A 32-year-old farmer from Haryana, who was protesting at Tikri border against Centre's new agricultural laws, was found dead on Tuesday. Ajay Moor was protesting along with fellow villagers at the Tikri border, which connects Delhi and Haryana, for the past few days, according to a report in India Today.
Moor hailed from Sonipat and had been sleeping at the TDI park near the border. As per the initial report, Moor succumbed to the cold weather as he had been sleeping in a park.
Moor is survived by his elderly parents, wife, and three children. At least six deaths have been reported since the protests began, including Moor's death.
Last week, a 55-year-old farmer, Gajjan Singh (55), a resident of Ludhiana's Khatra village, died at the Tikri morcha.

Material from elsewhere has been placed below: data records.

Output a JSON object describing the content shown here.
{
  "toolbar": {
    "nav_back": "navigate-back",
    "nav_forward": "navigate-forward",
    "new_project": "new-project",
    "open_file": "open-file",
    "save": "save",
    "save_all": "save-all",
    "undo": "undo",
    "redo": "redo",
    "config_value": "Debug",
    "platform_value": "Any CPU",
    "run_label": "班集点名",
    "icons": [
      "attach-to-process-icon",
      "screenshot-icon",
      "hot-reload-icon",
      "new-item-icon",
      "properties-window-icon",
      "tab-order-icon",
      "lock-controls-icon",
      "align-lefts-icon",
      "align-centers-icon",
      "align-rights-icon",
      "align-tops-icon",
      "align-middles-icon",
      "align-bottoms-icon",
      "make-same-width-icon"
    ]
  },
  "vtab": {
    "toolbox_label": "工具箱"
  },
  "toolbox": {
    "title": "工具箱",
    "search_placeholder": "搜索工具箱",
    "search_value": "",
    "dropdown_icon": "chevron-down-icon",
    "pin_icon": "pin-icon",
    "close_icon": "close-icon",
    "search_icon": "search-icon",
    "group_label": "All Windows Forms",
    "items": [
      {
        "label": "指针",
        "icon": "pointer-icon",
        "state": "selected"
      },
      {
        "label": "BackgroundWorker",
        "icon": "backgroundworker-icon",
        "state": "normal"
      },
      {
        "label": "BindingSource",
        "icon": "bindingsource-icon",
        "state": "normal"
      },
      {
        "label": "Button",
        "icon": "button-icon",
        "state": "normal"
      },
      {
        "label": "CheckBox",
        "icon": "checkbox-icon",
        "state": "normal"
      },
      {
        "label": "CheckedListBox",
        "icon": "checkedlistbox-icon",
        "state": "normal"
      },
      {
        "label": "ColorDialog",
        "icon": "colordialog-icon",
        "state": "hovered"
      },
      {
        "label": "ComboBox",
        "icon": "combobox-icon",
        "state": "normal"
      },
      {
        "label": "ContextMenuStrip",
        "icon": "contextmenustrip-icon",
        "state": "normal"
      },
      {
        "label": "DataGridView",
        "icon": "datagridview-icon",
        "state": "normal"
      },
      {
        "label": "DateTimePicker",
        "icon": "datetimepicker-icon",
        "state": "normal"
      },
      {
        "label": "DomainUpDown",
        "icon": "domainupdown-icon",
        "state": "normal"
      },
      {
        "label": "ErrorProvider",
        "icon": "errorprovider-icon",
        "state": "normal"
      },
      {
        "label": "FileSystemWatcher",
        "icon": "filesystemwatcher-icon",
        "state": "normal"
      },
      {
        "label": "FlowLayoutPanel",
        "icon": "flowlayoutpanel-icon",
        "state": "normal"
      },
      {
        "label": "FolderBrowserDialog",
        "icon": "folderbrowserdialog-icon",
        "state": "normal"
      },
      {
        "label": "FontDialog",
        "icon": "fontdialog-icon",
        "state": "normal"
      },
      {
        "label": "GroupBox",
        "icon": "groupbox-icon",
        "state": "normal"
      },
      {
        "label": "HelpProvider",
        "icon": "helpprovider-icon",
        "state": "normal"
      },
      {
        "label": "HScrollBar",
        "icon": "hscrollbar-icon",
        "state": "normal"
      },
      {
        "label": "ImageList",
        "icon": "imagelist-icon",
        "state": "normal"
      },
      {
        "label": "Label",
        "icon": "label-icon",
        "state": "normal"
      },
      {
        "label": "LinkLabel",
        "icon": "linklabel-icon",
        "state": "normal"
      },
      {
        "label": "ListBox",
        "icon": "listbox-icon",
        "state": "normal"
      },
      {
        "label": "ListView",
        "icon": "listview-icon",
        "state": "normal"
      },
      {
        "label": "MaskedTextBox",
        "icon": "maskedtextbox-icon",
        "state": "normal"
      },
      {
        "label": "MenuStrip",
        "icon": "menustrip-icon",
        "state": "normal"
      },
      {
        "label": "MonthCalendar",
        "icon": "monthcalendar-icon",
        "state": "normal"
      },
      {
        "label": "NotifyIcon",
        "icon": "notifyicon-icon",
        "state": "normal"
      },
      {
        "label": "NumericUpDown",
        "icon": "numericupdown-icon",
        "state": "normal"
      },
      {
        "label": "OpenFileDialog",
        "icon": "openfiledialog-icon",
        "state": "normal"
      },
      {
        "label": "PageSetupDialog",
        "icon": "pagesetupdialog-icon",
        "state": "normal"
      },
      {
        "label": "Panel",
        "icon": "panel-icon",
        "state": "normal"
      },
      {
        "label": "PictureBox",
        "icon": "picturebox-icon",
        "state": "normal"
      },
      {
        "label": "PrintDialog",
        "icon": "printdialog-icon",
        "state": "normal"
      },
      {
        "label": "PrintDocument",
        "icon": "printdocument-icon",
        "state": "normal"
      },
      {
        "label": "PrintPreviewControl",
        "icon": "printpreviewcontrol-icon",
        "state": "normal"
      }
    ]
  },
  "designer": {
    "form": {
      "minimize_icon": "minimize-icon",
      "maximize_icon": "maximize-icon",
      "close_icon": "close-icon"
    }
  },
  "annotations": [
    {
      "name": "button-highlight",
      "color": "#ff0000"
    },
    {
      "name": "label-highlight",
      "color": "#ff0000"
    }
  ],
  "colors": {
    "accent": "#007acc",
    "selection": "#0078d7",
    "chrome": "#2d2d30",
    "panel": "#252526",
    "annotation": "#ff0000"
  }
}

His family and farmer leaders said that Gajjan had fallen ill after getting repeatedly wet during the clampdown on protesters by the Haryana government using water cannons.
Another farmer, Gurjant Singh of Mansa district passed away at Tikri border on December 2. Gurjant got sick at the protest site after which he was rushed to the hospital. He was referred to Rohtak, where he was declared dead.
Other three farmers who lost their lives amid the protest against three contentious farm laws are-- Dhanna Singh (45), Janak Raj (55), and Baljinder Singh (32).
With the Centre-farmer talks ending in a stalemate, farmers' protest in the Delhi-NCR has entered 14th day.
Yesterday's meeting called by Home Minister Amit Shah ended in failure as farmer leaders rejected the government's offer to amend new farm laws.
A total of five meetings has happened between the government and the farmer leaders but no conclusion has come out.
Farmer leaders have been firm on their demand for the repeal of three new farm laws enacted in September. Farmer leaders have claimed that the laws will benefit corporates and end the mandi system and the minimum support price (MSP) regime.
The government has maintained that it is committed to the welfare of farmers and has presented these laws as major reforms for their benefit.